Exercise goal
Scan the entries below for the word "State" and copy every line where it turns up.

The records
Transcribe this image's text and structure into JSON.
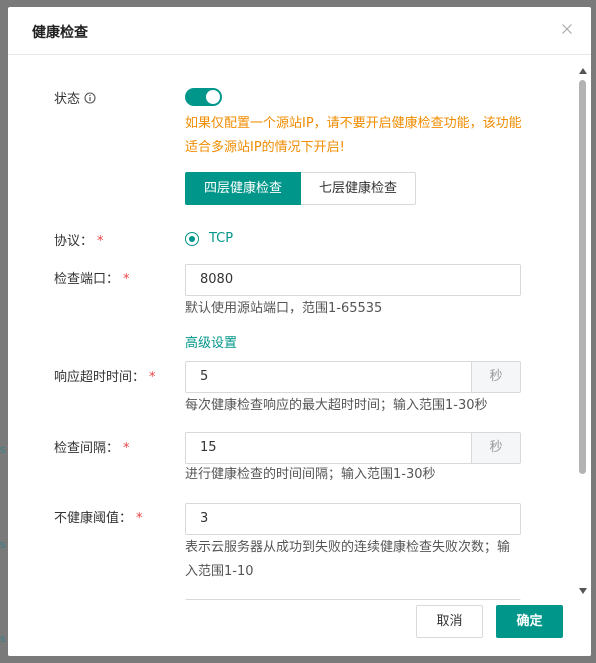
{
  "dialog": {
    "title": "健康检查"
  },
  "form": {
    "status": {
      "label": "状态",
      "enabled": true,
      "warning": "如果仅配置一个源站IP，请不要开启健康检查功能，该功能适合多源站IP的情况下开启!"
    },
    "layer_tabs": [
      {
        "label": "四层健康检查",
        "active": true
      },
      {
        "label": "七层健康检查",
        "active": false
      }
    ],
    "protocol": {
      "label": "协议：",
      "option": "TCP",
      "selected": true
    },
    "port": {
      "label": "检查端口：",
      "value": "8080",
      "hint": "默认使用源站端口，范围1-65535"
    },
    "advanced_link": "高级设置",
    "timeout": {
      "label": "响应超时时间：",
      "value": "5",
      "unit": "秒",
      "hint": "每次健康检查响应的最大超时时间；输入范围1-30秒"
    },
    "interval": {
      "label": "检查间隔：",
      "value": "15",
      "unit": "秒",
      "hint": "进行健康检查的时间间隔；输入范围1-30秒"
    },
    "unhealthy_threshold": {
      "label": "不健康阈值：",
      "value": "3",
      "hint": "表示云服务器从成功到失败的连续健康检查失败次数；输入范围1-10"
    },
    "required_mark": "*"
  },
  "footer": {
    "cancel_label": "取消",
    "ok_label": "确定"
  },
  "colors": {
    "accent": "#00968a",
    "warning": "#f08c00",
    "required": "#e64545"
  }
}
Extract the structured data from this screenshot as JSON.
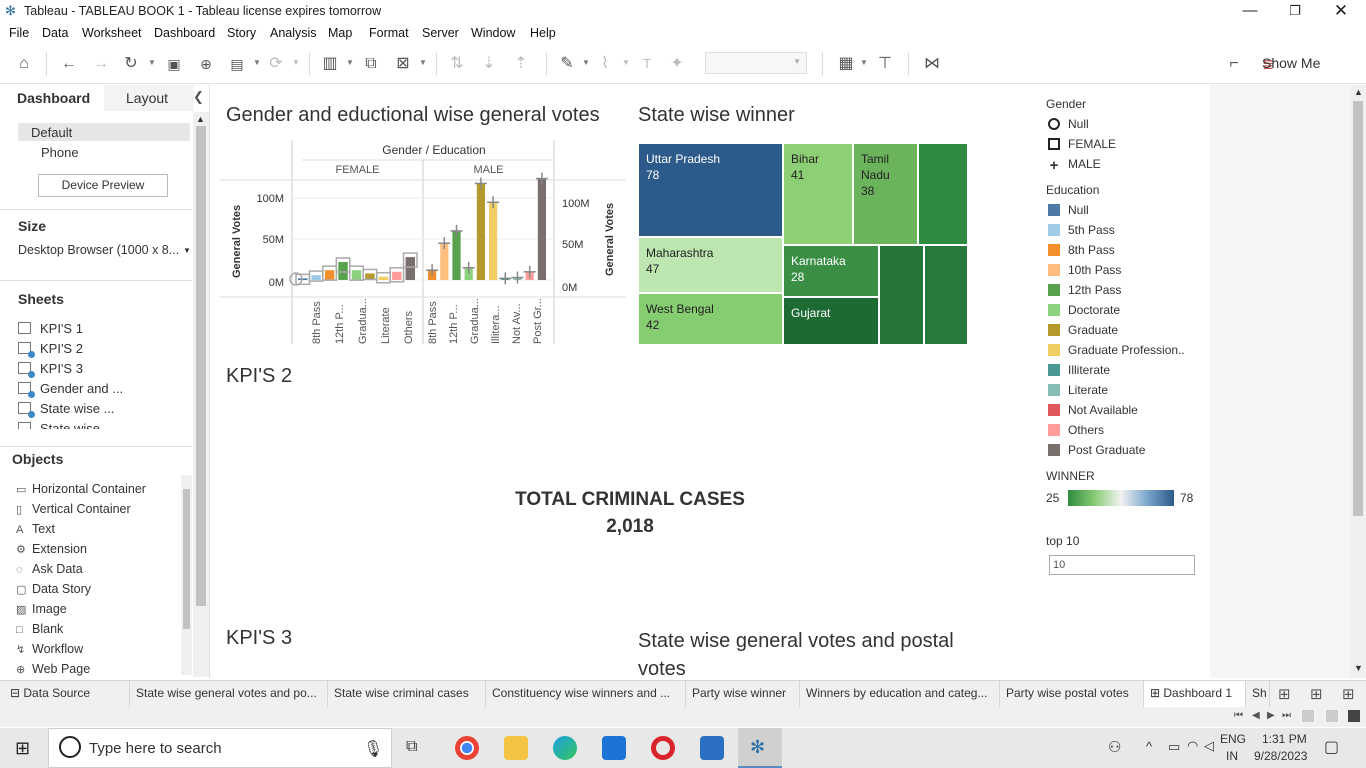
{
  "window": {
    "title": "Tableau - TABLEAU BOOK 1 - Tableau license expires tomorrow"
  },
  "menu": [
    "File",
    "Data",
    "Worksheet",
    "Dashboard",
    "Story",
    "Analysis",
    "Map",
    "Format",
    "Server",
    "Window",
    "Help"
  ],
  "toolbar": {
    "show_me": "Show Me"
  },
  "left_pane": {
    "tab_dashboard": "Dashboard",
    "tab_layout": "Layout",
    "devices": {
      "default": "Default",
      "phone": "Phone",
      "preview_button": "Device Preview"
    },
    "size": {
      "heading": "Size",
      "value": "Desktop Browser (1000 x 8..."
    },
    "sheets": {
      "heading": "Sheets",
      "items": [
        "KPI'S 1",
        "KPI'S 2",
        "KPI'S 3",
        "Gender and ...",
        "State wise ...",
        "State wise ..."
      ]
    },
    "objects": {
      "heading": "Objects",
      "items": [
        "Horizontal Container",
        "Vertical Container",
        "Text",
        "Extension",
        "Ask Data",
        "Data Story",
        "Image",
        "Blank",
        "Workflow",
        "Web Page"
      ]
    }
  },
  "dashboard": {
    "titles": {
      "gender_chart": "Gender and eductional wise general votes",
      "state_winner": "State wise winner",
      "kpi2": "KPI'S 2",
      "kpi3": "KPI'S 3",
      "state_votes": "State wise general votes and postal votes"
    },
    "kpi": {
      "label": "TOTAL CRIMINAL CASES",
      "value": "2,018"
    }
  },
  "chart_data": [
    {
      "type": "bar",
      "title": "Gender / Education",
      "ylabel": "General Votes",
      "y_ticks": [
        "100M",
        "50M",
        "0M"
      ],
      "ylim": [
        0,
        140
      ],
      "panels": [
        {
          "name": "FEMALE",
          "categories": [
            "",
            "8th Pass",
            "12th P...",
            "Gradua...",
            "Literate",
            "Others"
          ],
          "tick_labels": [
            "8th Pass",
            "12th P...",
            "Gradua...",
            "Literate",
            "Others"
          ],
          "values": [
            2,
            6,
            12,
            22,
            12,
            8,
            4,
            10,
            28
          ],
          "colors": [
            "#4e79a7",
            "#9fc9e8",
            "#f28e2b",
            "#59a14f",
            "#8cd17d",
            "#b6992d",
            "#f1ce63",
            "#ff9d9a",
            "#79706e"
          ]
        },
        {
          "name": "MALE",
          "categories": [
            "8th Pass",
            "12th P...",
            "Gradua...",
            "Illitera...",
            "Not Av...",
            "Post Gr..."
          ],
          "tick_labels": [
            "8th Pass",
            "12th P...",
            "Gradua...",
            "Illitera...",
            "Not Av...",
            "Post Gr..."
          ],
          "values": [
            12,
            45,
            60,
            15,
            118,
            95,
            2,
            3,
            10,
            124
          ],
          "colors": [
            "#f28e2b",
            "#ffbe7d",
            "#59a14f",
            "#8cd17d",
            "#b6992d",
            "#f1ce63",
            "#499894",
            "#86bcb6",
            "#ff9d9a",
            "#79706e"
          ]
        }
      ]
    },
    {
      "type": "treemap",
      "title": "State wise winner",
      "items": [
        {
          "label": "Uttar Pradesh",
          "value": 78
        },
        {
          "label": "Bihar",
          "value": 41
        },
        {
          "label": "Tamil Nadu",
          "value": 38
        },
        {
          "label": "Maharashtra",
          "value": 47
        },
        {
          "label": "West Bengal",
          "value": 42
        },
        {
          "label": "Karnataka",
          "value": 28
        },
        {
          "label": "Gujarat",
          "value": null
        }
      ]
    }
  ],
  "legend": {
    "gender": {
      "heading": "Gender",
      "items": [
        "Null",
        "FEMALE",
        "MALE"
      ]
    },
    "education": {
      "heading": "Education",
      "items": [
        {
          "label": "Null",
          "color": "#4e79a7"
        },
        {
          "label": "5th Pass",
          "color": "#a0cbe8"
        },
        {
          "label": "8th Pass",
          "color": "#f28e2b"
        },
        {
          "label": "10th Pass",
          "color": "#ffbe7d"
        },
        {
          "label": "12th Pass",
          "color": "#59a14f"
        },
        {
          "label": "Doctorate",
          "color": "#8cd17d"
        },
        {
          "label": "Graduate",
          "color": "#b6992d"
        },
        {
          "label": "Graduate Profession..",
          "color": "#f1ce63"
        },
        {
          "label": "Illiterate",
          "color": "#499894"
        },
        {
          "label": "Literate",
          "color": "#86bcb6"
        },
        {
          "label": "Not Available",
          "color": "#e15759"
        },
        {
          "label": "Others",
          "color": "#ff9d9a"
        },
        {
          "label": "Post Graduate",
          "color": "#79706e"
        }
      ]
    },
    "winner": {
      "heading": "WINNER",
      "min": "25",
      "max": "78"
    },
    "top10": {
      "heading": "top 10",
      "value": "10"
    }
  },
  "sheet_tabs": {
    "data_source": "Data Source",
    "tabs": [
      "State wise general votes and po...",
      "State wise criminal cases",
      "Constituency wise winners and ...",
      "Party wise winner",
      "Winners by education and categ...",
      "Party wise postal votes",
      "Dashboard 1",
      "Sh"
    ]
  },
  "taskbar": {
    "search_placeholder": "Type here to search",
    "lang1": "ENG",
    "lang2": "IN",
    "time": "1:31 PM",
    "date": "9/28/2023"
  }
}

Completed exercise
        "State wise ...",
        "State wise ..."
      "state_winner": "State wise winner",
      "state_votes": "State wise general votes and postal votes"
      "title": "State wise winner",
      "State wise general votes and po...",
      "State wise criminal cases",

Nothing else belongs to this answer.